I'm starting with the helpful tip this time. TLDR: always use 24 bits when recording and processing audio. This is one of the least controversial points of working with digital audio.
There, I did it friends. I got to the point.
Now for the rest of it.
A Bit of History (but not too much)
Remember when I talked about how amazing it is that an entire Taylor Swift song can be represented as a single waveform? You probably don't. I don't actually think I used Taylor Swift in that example anyway. Well, it still blows my mind every time I think about it. Your little cellphone speaker can play a single, mono waveform and you will hear drums, guitars, cymbals, bass guitars, pianos, Taylor's voice and whatever else goes into a Taylor Swift production.
When recorded audio was first invented, they used used this principle in the simplest way possible. The year was 1877. That lovable rascal Tommy Edison and his mischievous group of ragamuffins had just invented the phonograph - a predecessor to the record player. The phonograph engraved a sound waveform onto a rotating cylinder and was then able to play it back. The needle followed the grooves in the cylinder and, as it did, created vibrations that matched (sort of) and recreated the original waveform. Amazingly, you can hear one of the earliest recordings ever made using a phonograph. Check it out here
Analog Signals - A Robot on a Trampoline
Records eventually replacing wax cylinders (ever wonder how they get stereo sound on a record?).
Then we had magnetic tape. All of these methods are similar in that they're capturing and reproducing audio in the analog domain. This means that there is some continuous waveform (think about the grooves cut in the record) and the recording process captures and reproduces this waveform. Let's get into some visuals.
Pretend we have a robot (pronounced: RO-bit) and this robot is jumping on a trampoline (just bear with me).
This robot represents the amplitude of our waveform. In other words, if the robot jumps very high, that represents a loud signal. If the robot jumps very lightly, that represents a quiet signal. If we graphed the robots position over time, we would get a waveform. We can then play that waveform back to recreate the original "event".

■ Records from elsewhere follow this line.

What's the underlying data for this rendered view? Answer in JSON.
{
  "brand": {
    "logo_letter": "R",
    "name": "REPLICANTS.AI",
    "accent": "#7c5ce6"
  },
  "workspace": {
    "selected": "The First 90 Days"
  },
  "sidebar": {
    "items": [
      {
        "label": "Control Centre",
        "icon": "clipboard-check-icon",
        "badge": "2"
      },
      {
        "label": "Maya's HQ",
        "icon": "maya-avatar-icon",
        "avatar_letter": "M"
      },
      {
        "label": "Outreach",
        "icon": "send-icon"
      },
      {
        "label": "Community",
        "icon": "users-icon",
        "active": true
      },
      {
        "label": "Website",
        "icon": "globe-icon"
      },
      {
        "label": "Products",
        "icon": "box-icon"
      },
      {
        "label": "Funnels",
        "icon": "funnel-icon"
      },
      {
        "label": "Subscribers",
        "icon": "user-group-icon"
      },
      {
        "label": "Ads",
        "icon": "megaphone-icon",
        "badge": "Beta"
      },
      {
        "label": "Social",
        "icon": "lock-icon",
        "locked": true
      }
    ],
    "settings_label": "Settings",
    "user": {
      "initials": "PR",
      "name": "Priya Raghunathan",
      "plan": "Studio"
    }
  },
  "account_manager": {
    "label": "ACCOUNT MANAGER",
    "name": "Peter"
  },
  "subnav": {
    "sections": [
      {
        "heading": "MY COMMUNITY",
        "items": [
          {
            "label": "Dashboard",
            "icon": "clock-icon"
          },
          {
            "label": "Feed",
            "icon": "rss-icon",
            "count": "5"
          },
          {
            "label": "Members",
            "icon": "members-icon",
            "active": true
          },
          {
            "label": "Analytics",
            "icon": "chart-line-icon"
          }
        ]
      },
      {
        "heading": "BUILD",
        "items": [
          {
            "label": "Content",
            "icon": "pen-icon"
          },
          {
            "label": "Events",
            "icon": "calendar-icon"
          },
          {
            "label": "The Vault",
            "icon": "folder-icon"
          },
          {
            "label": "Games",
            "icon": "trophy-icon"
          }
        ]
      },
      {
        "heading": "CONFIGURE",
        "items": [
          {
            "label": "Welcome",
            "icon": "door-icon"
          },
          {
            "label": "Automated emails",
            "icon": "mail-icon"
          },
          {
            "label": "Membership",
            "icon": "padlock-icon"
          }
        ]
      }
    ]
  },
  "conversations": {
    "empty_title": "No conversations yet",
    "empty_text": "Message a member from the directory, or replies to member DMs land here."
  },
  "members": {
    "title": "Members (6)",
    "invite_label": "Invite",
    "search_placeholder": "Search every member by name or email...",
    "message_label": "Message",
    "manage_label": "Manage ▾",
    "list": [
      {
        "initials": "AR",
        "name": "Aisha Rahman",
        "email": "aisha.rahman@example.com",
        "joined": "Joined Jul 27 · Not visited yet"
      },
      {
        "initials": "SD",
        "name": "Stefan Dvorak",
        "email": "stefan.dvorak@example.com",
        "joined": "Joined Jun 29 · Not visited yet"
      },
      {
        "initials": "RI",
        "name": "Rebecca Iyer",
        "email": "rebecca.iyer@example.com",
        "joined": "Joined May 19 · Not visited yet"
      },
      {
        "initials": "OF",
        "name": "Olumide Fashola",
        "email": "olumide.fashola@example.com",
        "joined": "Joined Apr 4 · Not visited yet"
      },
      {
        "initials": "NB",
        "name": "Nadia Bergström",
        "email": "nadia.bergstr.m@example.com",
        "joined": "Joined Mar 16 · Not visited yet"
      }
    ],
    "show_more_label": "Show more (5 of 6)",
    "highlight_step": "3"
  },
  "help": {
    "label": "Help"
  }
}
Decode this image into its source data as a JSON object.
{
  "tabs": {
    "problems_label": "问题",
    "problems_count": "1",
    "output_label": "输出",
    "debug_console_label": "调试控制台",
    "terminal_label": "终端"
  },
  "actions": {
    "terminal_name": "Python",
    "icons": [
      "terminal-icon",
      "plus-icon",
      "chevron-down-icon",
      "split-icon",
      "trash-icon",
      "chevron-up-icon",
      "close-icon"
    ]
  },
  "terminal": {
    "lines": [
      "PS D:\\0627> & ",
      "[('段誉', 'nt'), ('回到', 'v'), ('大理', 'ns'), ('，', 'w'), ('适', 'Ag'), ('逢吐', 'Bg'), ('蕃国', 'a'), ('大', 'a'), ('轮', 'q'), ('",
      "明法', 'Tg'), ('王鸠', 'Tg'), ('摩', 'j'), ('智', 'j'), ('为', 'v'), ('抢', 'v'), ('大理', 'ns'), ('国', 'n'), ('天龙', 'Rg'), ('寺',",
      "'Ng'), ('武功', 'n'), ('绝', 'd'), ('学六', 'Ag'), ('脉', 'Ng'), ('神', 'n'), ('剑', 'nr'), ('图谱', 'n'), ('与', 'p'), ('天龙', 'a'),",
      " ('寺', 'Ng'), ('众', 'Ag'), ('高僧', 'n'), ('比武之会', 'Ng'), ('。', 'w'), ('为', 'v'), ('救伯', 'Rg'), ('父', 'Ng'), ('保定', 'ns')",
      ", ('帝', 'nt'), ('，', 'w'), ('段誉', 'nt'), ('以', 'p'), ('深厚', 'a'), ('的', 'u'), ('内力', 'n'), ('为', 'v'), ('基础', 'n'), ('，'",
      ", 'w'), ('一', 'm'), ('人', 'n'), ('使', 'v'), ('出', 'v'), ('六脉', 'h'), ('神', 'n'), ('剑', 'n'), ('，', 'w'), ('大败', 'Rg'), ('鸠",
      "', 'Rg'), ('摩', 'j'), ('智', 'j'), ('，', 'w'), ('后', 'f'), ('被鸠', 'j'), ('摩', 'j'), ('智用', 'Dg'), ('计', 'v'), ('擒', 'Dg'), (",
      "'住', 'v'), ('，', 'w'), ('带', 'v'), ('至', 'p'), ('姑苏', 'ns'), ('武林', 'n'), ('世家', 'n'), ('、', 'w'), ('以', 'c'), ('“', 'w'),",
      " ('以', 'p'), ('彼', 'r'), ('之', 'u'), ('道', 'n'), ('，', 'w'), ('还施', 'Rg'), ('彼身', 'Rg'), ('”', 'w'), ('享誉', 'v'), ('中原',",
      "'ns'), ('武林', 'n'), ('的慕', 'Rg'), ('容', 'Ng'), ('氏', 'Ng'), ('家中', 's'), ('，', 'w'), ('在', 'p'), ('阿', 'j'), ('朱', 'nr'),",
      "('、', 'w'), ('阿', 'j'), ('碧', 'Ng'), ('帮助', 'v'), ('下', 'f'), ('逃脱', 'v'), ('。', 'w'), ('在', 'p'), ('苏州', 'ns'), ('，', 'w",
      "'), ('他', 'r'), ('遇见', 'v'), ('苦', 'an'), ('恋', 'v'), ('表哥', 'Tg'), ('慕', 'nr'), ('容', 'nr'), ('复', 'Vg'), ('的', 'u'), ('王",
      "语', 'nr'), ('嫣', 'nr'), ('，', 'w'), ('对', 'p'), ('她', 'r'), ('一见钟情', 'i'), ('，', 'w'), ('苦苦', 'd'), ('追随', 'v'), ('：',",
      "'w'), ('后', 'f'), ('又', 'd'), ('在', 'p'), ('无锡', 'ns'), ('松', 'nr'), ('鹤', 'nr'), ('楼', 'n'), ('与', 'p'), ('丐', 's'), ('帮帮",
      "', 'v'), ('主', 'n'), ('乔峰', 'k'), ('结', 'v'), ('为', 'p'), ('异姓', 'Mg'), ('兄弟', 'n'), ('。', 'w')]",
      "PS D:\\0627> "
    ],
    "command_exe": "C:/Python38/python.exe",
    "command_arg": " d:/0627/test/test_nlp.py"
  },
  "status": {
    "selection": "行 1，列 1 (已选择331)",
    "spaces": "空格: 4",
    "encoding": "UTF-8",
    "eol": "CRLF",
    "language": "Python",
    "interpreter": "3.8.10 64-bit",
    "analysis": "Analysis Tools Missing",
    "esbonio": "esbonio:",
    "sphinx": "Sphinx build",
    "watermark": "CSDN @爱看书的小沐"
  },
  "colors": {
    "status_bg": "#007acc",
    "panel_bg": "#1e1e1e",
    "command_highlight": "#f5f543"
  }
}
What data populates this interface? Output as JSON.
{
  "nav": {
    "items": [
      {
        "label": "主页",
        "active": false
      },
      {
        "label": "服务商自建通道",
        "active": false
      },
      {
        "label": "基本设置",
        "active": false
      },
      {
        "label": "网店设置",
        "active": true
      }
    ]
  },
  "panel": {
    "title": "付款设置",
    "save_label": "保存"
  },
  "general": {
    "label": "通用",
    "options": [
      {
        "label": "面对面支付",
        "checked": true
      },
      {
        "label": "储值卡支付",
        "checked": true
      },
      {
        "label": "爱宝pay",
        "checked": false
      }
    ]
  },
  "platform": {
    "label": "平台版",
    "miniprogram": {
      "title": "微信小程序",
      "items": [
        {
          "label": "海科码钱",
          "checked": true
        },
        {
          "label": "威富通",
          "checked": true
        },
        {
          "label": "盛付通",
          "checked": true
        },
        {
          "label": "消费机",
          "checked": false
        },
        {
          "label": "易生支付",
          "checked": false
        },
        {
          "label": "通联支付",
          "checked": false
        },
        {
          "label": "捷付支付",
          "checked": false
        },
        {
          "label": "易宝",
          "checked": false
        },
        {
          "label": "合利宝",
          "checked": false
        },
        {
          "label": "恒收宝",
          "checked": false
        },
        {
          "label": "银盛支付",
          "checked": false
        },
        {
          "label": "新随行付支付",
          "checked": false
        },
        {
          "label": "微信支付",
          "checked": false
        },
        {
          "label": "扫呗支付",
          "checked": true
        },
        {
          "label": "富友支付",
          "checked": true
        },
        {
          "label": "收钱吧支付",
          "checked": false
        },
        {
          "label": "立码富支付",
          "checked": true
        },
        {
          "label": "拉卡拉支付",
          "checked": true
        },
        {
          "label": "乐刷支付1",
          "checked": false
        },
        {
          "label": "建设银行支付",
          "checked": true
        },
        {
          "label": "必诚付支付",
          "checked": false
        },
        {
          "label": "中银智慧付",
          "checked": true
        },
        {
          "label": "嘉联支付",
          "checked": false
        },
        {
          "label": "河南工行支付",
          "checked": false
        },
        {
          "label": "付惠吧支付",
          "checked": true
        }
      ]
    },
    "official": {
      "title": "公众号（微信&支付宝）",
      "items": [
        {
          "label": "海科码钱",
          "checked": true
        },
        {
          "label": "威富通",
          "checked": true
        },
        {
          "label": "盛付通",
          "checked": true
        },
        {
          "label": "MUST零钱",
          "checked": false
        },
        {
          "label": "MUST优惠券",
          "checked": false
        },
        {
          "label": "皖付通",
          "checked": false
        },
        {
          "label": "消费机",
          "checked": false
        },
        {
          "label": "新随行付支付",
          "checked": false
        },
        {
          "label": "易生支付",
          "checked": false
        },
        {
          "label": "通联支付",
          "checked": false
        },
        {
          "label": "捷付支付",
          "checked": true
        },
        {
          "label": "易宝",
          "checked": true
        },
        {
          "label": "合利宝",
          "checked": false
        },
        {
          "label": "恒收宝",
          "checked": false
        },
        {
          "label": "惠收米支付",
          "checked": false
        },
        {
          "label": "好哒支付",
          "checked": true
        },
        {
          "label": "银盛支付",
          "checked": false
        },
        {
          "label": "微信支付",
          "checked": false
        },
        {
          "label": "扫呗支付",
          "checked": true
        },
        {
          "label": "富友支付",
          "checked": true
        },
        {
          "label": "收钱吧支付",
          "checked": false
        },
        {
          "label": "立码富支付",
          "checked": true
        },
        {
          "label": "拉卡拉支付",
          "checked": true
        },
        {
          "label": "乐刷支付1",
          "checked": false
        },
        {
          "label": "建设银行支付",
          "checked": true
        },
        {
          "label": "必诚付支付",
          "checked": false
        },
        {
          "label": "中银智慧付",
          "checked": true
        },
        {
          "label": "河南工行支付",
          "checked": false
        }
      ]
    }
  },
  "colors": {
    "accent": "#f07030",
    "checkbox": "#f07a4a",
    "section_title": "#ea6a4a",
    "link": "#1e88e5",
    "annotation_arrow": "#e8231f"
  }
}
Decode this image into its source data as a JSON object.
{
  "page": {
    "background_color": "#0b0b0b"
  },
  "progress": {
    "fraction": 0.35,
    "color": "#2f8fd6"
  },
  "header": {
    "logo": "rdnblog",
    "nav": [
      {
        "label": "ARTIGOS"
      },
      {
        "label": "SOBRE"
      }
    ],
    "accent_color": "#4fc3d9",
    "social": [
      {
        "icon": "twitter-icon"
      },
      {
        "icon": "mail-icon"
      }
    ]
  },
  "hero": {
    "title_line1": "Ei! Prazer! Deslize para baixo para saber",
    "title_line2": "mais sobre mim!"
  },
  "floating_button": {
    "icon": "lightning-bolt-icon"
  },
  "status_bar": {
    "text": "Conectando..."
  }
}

I know right now it seems like I've just taken a simple concept and made it WAY more complicated than it needs to be. You'll see where this is going in a minute...I think.
The process we just described is an analog process. The robot's position in the air does not have discrete positions. It can move in a smooth trajectory through space.
Digital Signals - Replace the Trampoline with a Ladder
Digital processes are not "smooth". Digital processes are made up of little discrete steps. This is because the traditional computers we all use (based on Alan Touring's ideas) operate on the principle of digital bits. A bit is a little switch that can be either on or off (1 or 0).
What does this mean for our robot? Well instead of moving smoothly through space as it jumps on the trampoline, we can think of the robot as using a ladder to move up and down. The ladder is different because it has discrete steps. The robot can occupy each step but cannot really "occupy" the space between steps.
Now, the more steps the ladder has, the smoother the robot's path up and down will look. If there are only 5 rungs, the robot will be taking big, noticeable steps (like in the annoying animation above).
Side note: I hate when websites have unstoppable GIFs because I have cat-like ADD and get easily distracted. Sorry friends).
If there are 400 rungs, the robot will take tiny little steps and, because he's an excellent climber, his trajectory will start to resemble what it was on the trampoline. If there are 40,000 little ladder rungs, we may not even be able to tell the difference between the ladder process and the trampoline process.
So, what is bit depth in digital audio? Bit depth is the number of rungs on the ladder.
At 16 bits (the standard for CDs - remember CDs?) the ladder has 2^16 = 65,536 rungs.
At 24 bits (what you should be recording at), the ladder has 16,777,216 rungs. A big difference, right?
More than 24 is not necessary, but less is not recommended - for reasons which I'll get into in some future post.